--- START ---

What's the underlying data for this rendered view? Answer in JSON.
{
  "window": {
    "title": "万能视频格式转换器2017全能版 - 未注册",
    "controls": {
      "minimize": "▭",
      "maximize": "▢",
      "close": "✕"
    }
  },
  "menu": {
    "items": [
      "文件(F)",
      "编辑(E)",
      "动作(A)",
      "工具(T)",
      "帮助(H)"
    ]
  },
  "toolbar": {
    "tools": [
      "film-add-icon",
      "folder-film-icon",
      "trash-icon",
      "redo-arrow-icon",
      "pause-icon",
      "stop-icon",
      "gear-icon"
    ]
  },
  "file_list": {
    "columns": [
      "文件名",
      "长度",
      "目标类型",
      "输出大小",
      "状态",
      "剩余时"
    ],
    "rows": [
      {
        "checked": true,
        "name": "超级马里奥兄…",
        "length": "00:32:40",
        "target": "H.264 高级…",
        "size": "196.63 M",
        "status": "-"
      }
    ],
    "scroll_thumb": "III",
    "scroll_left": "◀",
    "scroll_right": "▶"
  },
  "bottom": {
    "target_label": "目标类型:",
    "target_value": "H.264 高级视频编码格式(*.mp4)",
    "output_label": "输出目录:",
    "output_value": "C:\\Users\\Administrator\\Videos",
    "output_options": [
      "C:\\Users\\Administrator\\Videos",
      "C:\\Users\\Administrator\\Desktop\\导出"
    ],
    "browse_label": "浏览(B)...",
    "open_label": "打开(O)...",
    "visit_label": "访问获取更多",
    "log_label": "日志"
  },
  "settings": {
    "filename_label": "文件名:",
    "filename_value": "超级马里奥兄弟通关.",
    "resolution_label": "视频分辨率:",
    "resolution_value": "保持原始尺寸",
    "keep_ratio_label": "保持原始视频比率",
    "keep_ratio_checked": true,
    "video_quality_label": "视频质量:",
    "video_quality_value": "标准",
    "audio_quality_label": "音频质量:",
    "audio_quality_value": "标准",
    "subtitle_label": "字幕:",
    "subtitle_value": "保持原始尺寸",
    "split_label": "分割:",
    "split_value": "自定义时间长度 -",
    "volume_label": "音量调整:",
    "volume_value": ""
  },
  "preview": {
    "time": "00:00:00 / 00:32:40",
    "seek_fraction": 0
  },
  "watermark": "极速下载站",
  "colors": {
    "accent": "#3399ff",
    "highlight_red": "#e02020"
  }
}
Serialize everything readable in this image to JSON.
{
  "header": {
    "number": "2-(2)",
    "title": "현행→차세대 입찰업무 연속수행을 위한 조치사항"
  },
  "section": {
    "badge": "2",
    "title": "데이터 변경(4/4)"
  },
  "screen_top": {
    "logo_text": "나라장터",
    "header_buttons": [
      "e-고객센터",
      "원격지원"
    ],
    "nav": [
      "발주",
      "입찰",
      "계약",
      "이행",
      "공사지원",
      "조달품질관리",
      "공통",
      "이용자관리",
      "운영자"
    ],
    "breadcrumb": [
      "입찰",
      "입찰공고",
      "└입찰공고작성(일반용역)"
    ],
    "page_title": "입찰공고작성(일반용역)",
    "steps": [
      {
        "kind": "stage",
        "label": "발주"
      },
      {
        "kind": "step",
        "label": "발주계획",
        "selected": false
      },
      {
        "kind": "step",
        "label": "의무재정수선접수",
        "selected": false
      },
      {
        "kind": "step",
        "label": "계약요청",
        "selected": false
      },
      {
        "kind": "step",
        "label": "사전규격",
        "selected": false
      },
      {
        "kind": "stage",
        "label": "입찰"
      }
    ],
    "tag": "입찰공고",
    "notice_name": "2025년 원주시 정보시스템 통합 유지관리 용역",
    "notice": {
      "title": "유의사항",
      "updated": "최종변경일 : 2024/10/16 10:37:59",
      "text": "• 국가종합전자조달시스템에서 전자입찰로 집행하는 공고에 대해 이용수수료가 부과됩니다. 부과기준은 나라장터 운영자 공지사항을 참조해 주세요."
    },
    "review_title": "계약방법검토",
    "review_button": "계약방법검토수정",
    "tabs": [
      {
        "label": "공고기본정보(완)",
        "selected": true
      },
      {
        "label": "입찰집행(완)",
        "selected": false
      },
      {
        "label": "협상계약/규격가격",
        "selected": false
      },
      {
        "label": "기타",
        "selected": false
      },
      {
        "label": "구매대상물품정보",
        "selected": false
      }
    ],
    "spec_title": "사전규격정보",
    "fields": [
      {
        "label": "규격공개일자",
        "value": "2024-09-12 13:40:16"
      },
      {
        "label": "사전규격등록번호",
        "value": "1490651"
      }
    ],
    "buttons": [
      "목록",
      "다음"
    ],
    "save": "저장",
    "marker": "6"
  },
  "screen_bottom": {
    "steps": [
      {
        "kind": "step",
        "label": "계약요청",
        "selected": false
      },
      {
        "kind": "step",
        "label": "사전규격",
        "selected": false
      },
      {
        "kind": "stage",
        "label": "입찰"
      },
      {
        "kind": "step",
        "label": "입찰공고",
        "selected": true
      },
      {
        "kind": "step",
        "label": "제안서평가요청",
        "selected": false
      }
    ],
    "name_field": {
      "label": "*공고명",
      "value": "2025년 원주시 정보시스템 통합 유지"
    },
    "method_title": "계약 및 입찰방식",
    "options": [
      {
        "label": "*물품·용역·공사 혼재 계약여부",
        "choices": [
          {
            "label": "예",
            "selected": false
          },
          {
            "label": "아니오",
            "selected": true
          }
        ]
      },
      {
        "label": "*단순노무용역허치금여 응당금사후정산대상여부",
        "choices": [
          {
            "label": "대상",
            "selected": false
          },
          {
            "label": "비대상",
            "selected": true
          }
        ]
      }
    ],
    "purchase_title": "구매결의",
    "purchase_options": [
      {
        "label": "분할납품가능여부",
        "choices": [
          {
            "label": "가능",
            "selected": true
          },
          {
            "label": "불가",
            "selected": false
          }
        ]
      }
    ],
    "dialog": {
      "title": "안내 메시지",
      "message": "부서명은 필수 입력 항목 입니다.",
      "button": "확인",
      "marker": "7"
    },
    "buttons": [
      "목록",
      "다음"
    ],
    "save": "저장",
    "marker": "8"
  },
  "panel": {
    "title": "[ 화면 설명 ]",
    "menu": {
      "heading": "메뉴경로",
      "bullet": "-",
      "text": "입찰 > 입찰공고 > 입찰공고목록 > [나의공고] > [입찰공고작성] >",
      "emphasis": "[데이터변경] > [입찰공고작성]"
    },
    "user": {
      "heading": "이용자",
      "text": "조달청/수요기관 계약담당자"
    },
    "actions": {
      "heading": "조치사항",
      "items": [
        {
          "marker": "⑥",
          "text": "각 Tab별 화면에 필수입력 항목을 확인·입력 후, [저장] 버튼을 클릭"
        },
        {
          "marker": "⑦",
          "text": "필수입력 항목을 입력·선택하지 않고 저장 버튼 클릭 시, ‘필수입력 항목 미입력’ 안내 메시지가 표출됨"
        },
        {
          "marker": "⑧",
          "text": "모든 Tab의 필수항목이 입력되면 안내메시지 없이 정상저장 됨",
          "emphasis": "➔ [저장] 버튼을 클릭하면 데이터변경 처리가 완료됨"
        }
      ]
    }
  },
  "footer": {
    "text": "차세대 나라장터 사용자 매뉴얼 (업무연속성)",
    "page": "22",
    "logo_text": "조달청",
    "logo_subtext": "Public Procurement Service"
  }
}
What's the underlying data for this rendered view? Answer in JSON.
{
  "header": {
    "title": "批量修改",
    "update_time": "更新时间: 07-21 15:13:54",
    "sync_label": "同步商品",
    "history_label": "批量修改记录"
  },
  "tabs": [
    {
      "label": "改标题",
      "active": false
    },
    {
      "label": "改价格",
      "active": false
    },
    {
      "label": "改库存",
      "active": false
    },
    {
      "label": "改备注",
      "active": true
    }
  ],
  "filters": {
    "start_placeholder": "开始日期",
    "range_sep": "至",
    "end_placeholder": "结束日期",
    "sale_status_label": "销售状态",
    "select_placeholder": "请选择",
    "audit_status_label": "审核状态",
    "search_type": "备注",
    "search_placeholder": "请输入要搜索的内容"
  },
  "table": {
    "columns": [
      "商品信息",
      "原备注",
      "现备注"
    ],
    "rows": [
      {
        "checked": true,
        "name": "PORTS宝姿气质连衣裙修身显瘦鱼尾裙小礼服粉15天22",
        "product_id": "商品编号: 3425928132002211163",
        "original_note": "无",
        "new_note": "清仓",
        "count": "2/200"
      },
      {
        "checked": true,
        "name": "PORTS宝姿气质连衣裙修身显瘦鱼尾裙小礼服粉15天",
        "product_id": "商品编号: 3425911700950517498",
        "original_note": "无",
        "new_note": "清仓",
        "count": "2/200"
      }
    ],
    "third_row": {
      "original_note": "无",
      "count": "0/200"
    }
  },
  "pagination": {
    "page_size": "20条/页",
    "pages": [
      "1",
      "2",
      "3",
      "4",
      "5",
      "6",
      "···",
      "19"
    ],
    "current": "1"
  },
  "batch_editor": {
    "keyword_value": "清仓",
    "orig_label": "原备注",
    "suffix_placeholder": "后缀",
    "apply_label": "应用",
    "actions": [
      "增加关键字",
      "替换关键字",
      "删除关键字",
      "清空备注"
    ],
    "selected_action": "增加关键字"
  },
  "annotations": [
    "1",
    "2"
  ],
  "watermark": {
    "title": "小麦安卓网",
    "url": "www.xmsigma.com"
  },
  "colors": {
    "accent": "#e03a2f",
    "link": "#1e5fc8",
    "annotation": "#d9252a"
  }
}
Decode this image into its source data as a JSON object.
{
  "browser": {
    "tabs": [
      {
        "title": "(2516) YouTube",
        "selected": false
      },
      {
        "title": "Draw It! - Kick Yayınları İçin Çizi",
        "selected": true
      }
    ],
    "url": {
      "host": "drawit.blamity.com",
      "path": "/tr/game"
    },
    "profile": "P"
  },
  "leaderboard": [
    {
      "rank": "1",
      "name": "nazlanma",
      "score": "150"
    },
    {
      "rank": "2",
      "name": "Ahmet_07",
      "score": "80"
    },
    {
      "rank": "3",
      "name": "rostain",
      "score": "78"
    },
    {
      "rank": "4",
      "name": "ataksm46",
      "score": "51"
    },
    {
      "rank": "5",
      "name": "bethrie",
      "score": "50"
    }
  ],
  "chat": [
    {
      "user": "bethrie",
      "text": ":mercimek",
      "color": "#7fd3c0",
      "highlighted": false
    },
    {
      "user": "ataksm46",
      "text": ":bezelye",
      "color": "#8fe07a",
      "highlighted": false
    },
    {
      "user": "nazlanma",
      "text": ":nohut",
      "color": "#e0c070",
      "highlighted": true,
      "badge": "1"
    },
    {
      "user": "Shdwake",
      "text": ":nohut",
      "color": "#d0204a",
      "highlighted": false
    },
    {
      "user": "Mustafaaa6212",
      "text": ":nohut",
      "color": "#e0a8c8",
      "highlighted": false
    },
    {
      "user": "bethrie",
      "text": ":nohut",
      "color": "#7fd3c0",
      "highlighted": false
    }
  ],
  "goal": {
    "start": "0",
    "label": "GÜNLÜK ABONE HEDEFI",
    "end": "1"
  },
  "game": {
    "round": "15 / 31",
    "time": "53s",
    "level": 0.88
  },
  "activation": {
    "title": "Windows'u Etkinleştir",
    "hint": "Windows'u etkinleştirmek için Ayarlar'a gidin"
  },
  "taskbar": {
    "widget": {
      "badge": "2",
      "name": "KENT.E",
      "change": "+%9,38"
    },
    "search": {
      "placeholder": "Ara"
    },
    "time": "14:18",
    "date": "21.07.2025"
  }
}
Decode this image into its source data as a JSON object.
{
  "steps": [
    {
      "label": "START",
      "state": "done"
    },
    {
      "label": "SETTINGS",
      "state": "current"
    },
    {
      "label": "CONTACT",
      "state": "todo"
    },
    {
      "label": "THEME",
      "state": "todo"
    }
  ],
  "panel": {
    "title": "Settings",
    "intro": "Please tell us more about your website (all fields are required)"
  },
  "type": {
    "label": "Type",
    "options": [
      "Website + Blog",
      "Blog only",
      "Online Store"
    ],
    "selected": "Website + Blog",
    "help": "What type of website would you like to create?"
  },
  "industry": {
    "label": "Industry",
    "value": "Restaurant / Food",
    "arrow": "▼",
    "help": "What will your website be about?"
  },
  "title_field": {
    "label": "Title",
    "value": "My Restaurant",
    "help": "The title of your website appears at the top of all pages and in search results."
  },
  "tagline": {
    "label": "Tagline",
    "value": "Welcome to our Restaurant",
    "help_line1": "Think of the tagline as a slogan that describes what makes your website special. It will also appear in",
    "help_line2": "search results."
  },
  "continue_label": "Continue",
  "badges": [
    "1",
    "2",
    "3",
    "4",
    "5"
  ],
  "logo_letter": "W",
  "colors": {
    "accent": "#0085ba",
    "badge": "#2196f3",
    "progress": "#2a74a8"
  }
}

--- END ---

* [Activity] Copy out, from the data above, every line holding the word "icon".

* [Result of this task]
      "film-add-icon",
      "folder-film-icon",
      "trash-icon",
      "redo-arrow-icon",
      "pause-icon",
      "stop-icon",
      "gear-icon"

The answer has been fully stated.